Icon - Arrow LeftAn icon we use to indicate a rightwards action. Icon - Arrow RightAn icon we use to indicate a leftwards action. Icon - External LinkAn icon we use to indicate a button link is external. Icon - MessageThe icon we use to represent an email action. Icon - Down ChevronUsed to indicate a dropdown. Icon - CloseUsed to indicate a close action. Icon - Dropdown ArrowUsed to indicate a dropdown. Icon - Location PinUsed to showcase a location on a map. Icon - Zoom OutUsed to indicate a zoom out action on a map. Icon - Zoom InUsed to indicate a zoom in action on a map. Icon - SearchUsed to indicate a search action. Icon - EmailUsed to indicate an emai action. Icon - FacebookFacebooks brand mark for use in social sharing icons. flipboard Icon - InstagramInstagrams brand mark for use in social sharing icons. Icon - PinterestPinterests brand mark for use in social sharing icons. Icon - TwitterTwitters brand mark for use in social sharing icons. Icon - Check MarkA check mark for checkbox buttons.
You are reading

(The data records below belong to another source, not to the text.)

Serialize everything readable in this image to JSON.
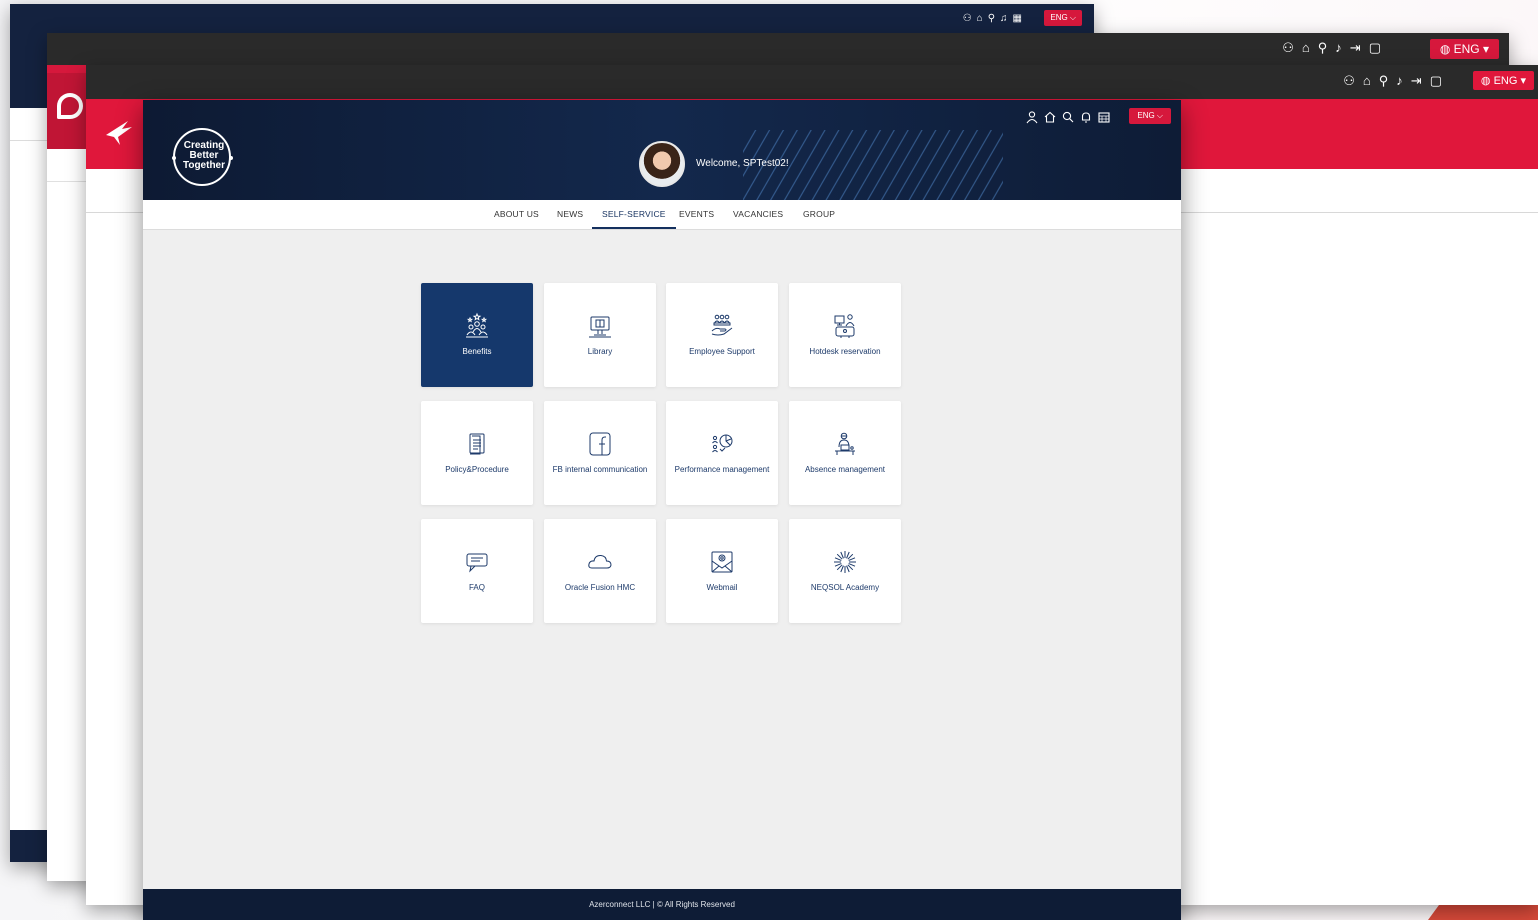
{
  "background_windows": {
    "back": {
      "lang": "ENG"
    },
    "middle": {
      "lang": "ENG"
    },
    "front": {
      "lang": "ENG"
    }
  },
  "header": {
    "brand_lines": [
      "Creating",
      "Better",
      "Together"
    ],
    "welcome": "Welcome, SPTest02!",
    "lang": "ENG",
    "icons": [
      "user-icon",
      "home-icon",
      "search-icon",
      "bell-icon",
      "calendar-icon"
    ]
  },
  "nav": {
    "items": [
      {
        "label": "ABOUT US"
      },
      {
        "label": "NEWS"
      },
      {
        "label": "SELF-SERVICE",
        "active": true
      },
      {
        "label": "EVENTS"
      },
      {
        "label": "VACANCIES"
      },
      {
        "label": "GROUP"
      }
    ]
  },
  "tiles": [
    {
      "label": "Benefits",
      "icon": "benefits-people-stars-icon",
      "active": true
    },
    {
      "label": "Library",
      "icon": "library-computer-icon"
    },
    {
      "label": "Employee Support",
      "icon": "employee-support-hand-icon"
    },
    {
      "label": "Hotdesk reservation",
      "icon": "hotdesk-person-desk-icon"
    },
    {
      "label": "Policy&Procedure",
      "icon": "document-icon"
    },
    {
      "label": "FB internal communication",
      "icon": "facebook-icon"
    },
    {
      "label": "Performance management",
      "icon": "performance-gear-people-icon"
    },
    {
      "label": "Absence management",
      "icon": "absence-person-laptop-icon"
    },
    {
      "label": "FAQ",
      "icon": "chat-bubble-icon"
    },
    {
      "label": "Oracle Fusion HMC",
      "icon": "cloud-icon"
    },
    {
      "label": "Webmail",
      "icon": "mail-icon"
    },
    {
      "label": "NEQSOL Academy",
      "icon": "academy-burst-icon"
    }
  ],
  "footer": {
    "text": "Azerconnect LLC | © All Rights Reserved"
  },
  "colors": {
    "navy": "#15386c",
    "header_dark": "#0d1a33",
    "accent_red": "#d6183c",
    "canvas": "#efefef"
  }
}
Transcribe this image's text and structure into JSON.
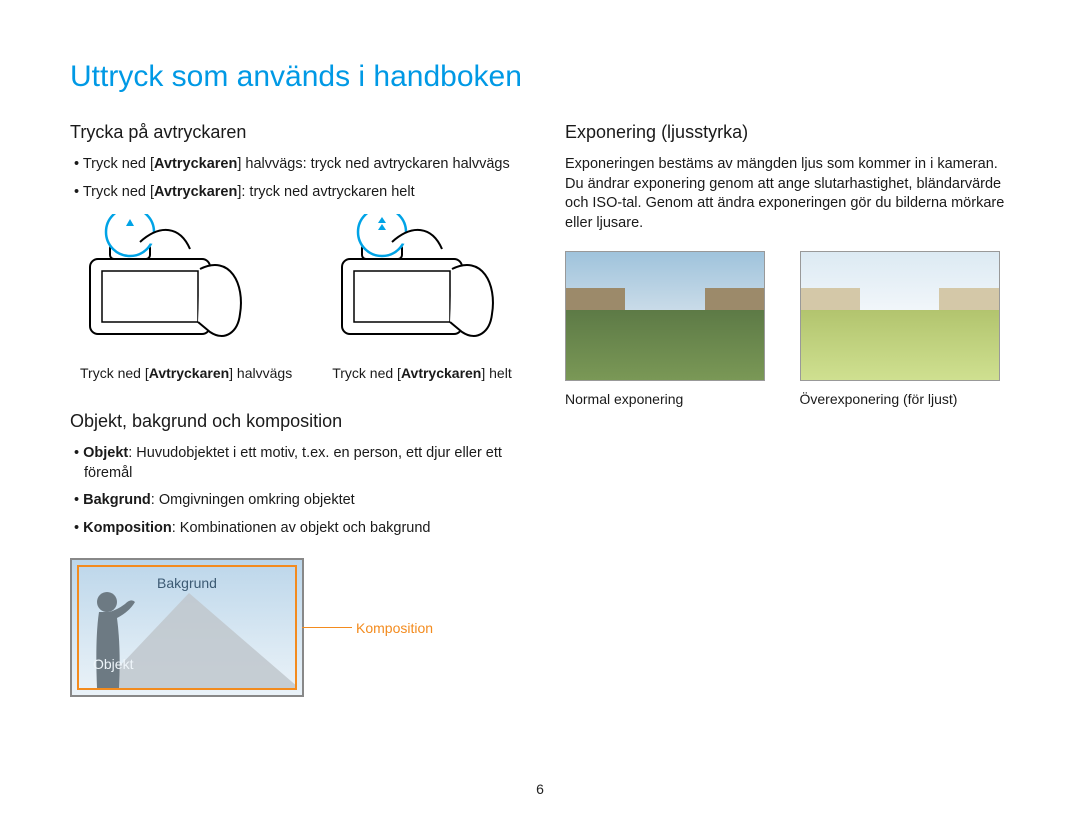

Into the Wild: An Urban Campground in Berlin


Into the Wild: An Urban Campground in Berlin

April 30, 2012

In Berlin’s artsy Neuköllna neighborhood, an übercute hostel awaits the adventuresome.

Huettenpalast owners Silke Lorenzen and Sarah Vollmer set out to create a business where they could exercise their passions for design, art, cooking, and socializing. They found a home base in a former vacuum cleaner factory and soon started dreaming of rooms within rooms.

Huettenpalast now welcomes visitors to six creatively refurbished campers and cabins nestled closely together on an indoor “campground” replete with birch trees, picnic tables, and lanterns. Bedrooms are private but bathrooms are shared; Lorenzen and Vollmer host a “wild mix in generations and nationalities” and often join their guests in the evenings over a bottle of wine. If privacy is a priority for you, Huettenpalast also offers six hotel rooms (which the owners say are “really quiet”). To book, visit Huettenpalast.

Photography by Jan Brockhaus.

Above: The Kischwester (or “Little Sister”), a 1970’s Mercurial Junior and former resident of East Germany. The yellow lightbox atop the camper makes for a starry night sky (pictured below).

Above: The interior of the Kischwester was designed by Yoraco Gonzalez, who lined it with handmade wooden bricks. Kischwester’s nighttime sky features flowers, seahorses, and music notes among the stars.

Above: Huettenpalast’s vegetarian cafe is open to non-guests for breakfast, lunch, and afternoon tea, and dinner service is in the works.

Above: The cafe bar is constructed of discarded glass blocks the owners found in the building.

Above: The cabins and caravans are all close neighbors. From left, the Alterpalast, Kischwester, Berghuette (“Mountain Cabin”), and Talhuette (“Valley Cabin”).

Above: The Schwalbennest caravan (or “Swallow’s Nest”), built in the 1960s, is the only West German of the bunch.

Above: The Heartbreaker needs no translation (or introduction).

Above: Each unit features its own “patio” lounge.

Above: Once a storage space for factory refuse, the garden makes good use of reclaimed bathtubs and old furniture.

(Visited 35 times, 1 visits today)
You need to login or register to view and manage your bookmarks.

Have a Question or Comment About This Post?

Join the conversation